» **Directions**
All entries need to be written out verbatim, with pictures omitted.

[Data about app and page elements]

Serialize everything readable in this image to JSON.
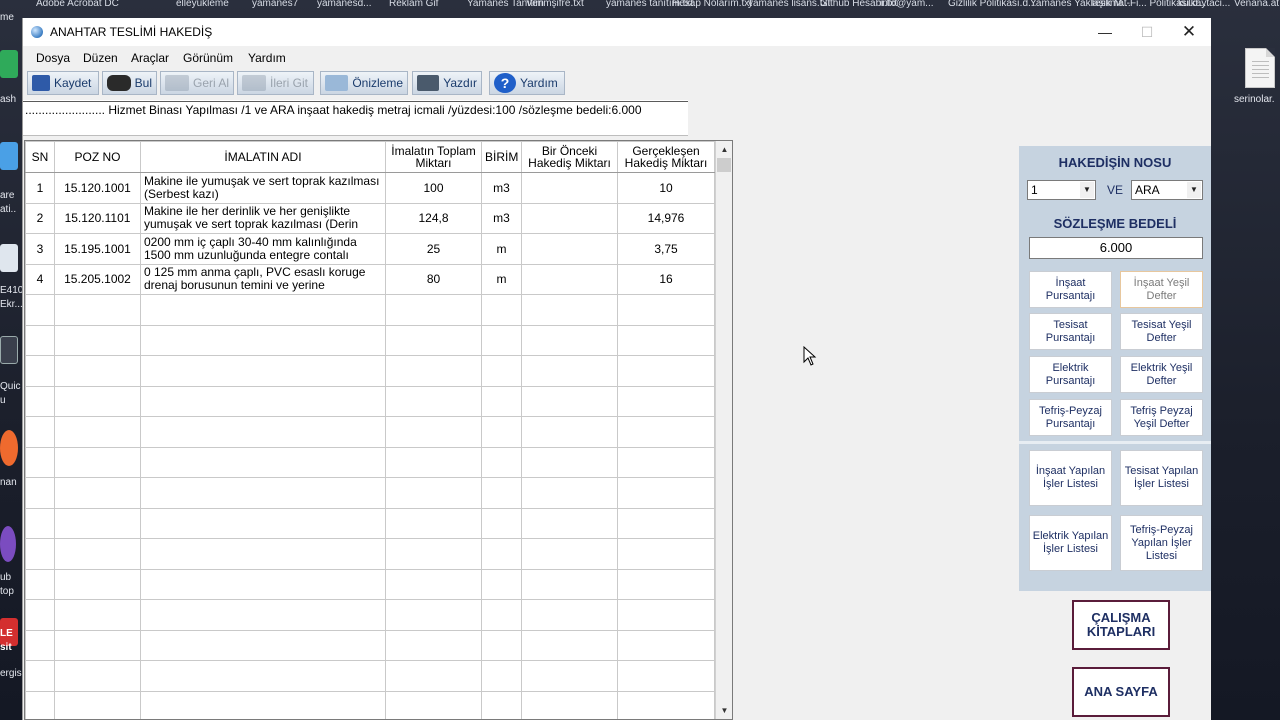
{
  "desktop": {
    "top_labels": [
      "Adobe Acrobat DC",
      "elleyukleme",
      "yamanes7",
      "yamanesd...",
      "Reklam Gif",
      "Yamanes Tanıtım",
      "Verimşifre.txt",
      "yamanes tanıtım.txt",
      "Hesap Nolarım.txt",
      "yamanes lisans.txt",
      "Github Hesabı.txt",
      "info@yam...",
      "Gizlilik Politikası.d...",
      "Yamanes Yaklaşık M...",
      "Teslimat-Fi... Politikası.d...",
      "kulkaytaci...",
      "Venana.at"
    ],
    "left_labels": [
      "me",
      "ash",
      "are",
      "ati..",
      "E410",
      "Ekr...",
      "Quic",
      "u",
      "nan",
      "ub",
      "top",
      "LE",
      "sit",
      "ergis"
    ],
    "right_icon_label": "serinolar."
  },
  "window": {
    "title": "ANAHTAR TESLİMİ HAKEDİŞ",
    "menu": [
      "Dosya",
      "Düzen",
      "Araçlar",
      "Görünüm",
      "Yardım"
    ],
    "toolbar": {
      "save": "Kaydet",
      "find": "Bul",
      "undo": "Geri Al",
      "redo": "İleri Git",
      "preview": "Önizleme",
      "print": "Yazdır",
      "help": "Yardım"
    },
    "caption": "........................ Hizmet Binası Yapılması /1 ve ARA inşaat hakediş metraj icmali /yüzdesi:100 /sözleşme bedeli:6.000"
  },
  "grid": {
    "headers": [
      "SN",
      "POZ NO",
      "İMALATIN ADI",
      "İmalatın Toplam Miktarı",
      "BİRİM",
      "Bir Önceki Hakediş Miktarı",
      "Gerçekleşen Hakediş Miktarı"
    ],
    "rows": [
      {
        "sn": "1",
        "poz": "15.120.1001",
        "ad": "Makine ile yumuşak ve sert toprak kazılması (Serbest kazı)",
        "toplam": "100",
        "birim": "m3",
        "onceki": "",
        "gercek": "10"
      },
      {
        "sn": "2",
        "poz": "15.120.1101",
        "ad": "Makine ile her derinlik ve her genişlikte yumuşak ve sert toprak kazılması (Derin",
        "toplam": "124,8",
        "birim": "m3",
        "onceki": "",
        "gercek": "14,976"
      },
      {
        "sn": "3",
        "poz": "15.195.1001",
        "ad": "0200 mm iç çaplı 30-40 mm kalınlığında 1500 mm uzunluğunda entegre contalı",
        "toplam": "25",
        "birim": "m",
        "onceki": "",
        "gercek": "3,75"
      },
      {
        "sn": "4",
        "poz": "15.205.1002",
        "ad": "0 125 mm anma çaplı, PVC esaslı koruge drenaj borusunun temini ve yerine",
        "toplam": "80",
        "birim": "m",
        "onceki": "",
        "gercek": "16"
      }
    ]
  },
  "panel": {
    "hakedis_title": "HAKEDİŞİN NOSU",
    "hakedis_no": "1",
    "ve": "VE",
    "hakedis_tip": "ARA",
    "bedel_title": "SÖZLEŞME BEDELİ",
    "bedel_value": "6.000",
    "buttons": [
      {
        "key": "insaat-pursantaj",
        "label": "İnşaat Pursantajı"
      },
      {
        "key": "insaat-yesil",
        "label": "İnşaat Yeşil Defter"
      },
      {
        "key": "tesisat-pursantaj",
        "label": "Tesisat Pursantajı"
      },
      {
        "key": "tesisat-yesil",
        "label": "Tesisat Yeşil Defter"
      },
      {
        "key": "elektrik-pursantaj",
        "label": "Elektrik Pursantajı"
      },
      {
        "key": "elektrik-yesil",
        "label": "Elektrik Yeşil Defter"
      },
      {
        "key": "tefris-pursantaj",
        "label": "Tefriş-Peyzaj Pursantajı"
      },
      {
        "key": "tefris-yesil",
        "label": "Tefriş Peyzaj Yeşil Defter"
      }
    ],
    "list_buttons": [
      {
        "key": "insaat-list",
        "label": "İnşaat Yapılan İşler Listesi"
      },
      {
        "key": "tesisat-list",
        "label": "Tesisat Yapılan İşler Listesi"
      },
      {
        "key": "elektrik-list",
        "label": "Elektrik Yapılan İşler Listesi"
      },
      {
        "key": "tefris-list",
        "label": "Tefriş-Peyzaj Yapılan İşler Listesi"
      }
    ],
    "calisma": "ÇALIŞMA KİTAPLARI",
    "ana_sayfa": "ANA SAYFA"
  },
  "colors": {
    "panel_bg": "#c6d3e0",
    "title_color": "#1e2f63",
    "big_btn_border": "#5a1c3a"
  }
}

» **Task solution**
Serialize everything readable in this image to JSON.
{
  "desktop": {
    "top_labels": [
      "Adobe Acrobat DC",
      "elleyukleme",
      "yamanes7",
      "yamanesd...",
      "Reklam Gif",
      "Yamanes Tanıtım",
      "Verimşifre.txt",
      "yamanes tanıtım.txt",
      "Hesap Nolarım.txt",
      "yamanes lisans.txt",
      "Github Hesabı.txt",
      "info@yam...",
      "Gizlilik Politikası.d...",
      "Yamanes Yaklaşık M...",
      "Teslimat-Fi... Politikası.d...",
      "kulkaytaci...",
      "Venana.at"
    ],
    "left_labels": [
      "me",
      "ash",
      "are",
      "ati..",
      "E410",
      "Ekr...",
      "Quic",
      "u",
      "nan",
      "ub",
      "top",
      "LE",
      "sit",
      "ergis"
    ],
    "right_icon_label": "serinolar."
  },
  "window": {
    "title": "ANAHTAR TESLİMİ HAKEDİŞ",
    "menu": [
      "Dosya",
      "Düzen",
      "Araçlar",
      "Görünüm",
      "Yardım"
    ],
    "toolbar": {
      "save": "Kaydet",
      "find": "Bul",
      "undo": "Geri Al",
      "redo": "İleri Git",
      "preview": "Önizleme",
      "print": "Yazdır",
      "help": "Yardım"
    },
    "caption": "........................ Hizmet Binası Yapılması /1 ve ARA inşaat hakediş metraj icmali /yüzdesi:100 /sözleşme bedeli:6.000"
  },
  "grid": {
    "headers": [
      "SN",
      "POZ NO",
      "İMALATIN ADI",
      "İmalatın Toplam Miktarı",
      "BİRİM",
      "Bir Önceki Hakediş Miktarı",
      "Gerçekleşen Hakediş Miktarı"
    ],
    "rows": [
      {
        "sn": "1",
        "poz": "15.120.1001",
        "ad": "Makine ile yumuşak ve sert toprak kazılması (Serbest kazı)",
        "toplam": "100",
        "birim": "m3",
        "onceki": "",
        "gercek": "10"
      },
      {
        "sn": "2",
        "poz": "15.120.1101",
        "ad": "Makine ile her derinlik ve her genişlikte yumuşak ve sert toprak kazılması (Derin",
        "toplam": "124,8",
        "birim": "m3",
        "onceki": "",
        "gercek": "14,976"
      },
      {
        "sn": "3",
        "poz": "15.195.1001",
        "ad": "0200 mm iç çaplı 30-40 mm kalınlığında 1500 mm uzunluğunda entegre contalı",
        "toplam": "25",
        "birim": "m",
        "onceki": "",
        "gercek": "3,75"
      },
      {
        "sn": "4",
        "poz": "15.205.1002",
        "ad": "0 125 mm anma çaplı, PVC esaslı koruge drenaj borusunun temini ve yerine",
        "toplam": "80",
        "birim": "m",
        "onceki": "",
        "gercek": "16"
      }
    ]
  },
  "panel": {
    "hakedis_title": "HAKEDİŞİN NOSU",
    "hakedis_no": "1",
    "ve": "VE",
    "hakedis_tip": "ARA",
    "bedel_title": "SÖZLEŞME BEDELİ",
    "bedel_value": "6.000",
    "buttons": [
      {
        "key": "insaat-pursantaj",
        "label": "İnşaat Pursantajı"
      },
      {
        "key": "insaat-yesil",
        "label": "İnşaat Yeşil Defter"
      },
      {
        "key": "tesisat-pursantaj",
        "label": "Tesisat Pursantajı"
      },
      {
        "key": "tesisat-yesil",
        "label": "Tesisat Yeşil Defter"
      },
      {
        "key": "elektrik-pursantaj",
        "label": "Elektrik Pursantajı"
      },
      {
        "key": "elektrik-yesil",
        "label": "Elektrik Yeşil Defter"
      },
      {
        "key": "tefris-pursantaj",
        "label": "Tefriş-Peyzaj Pursantajı"
      },
      {
        "key": "tefris-yesil",
        "label": "Tefriş Peyzaj Yeşil Defter"
      }
    ],
    "list_buttons": [
      {
        "key": "insaat-list",
        "label": "İnşaat Yapılan İşler Listesi"
      },
      {
        "key": "tesisat-list",
        "label": "Tesisat Yapılan İşler Listesi"
      },
      {
        "key": "elektrik-list",
        "label": "Elektrik Yapılan İşler Listesi"
      },
      {
        "key": "tefris-list",
        "label": "Tefriş-Peyzaj Yapılan İşler Listesi"
      }
    ],
    "calisma": "ÇALIŞMA KİTAPLARI",
    "ana_sayfa": "ANA SAYFA"
  },
  "colors": {
    "panel_bg": "#c6d3e0",
    "title_color": "#1e2f63",
    "big_btn_border": "#5a1c3a"
  }
}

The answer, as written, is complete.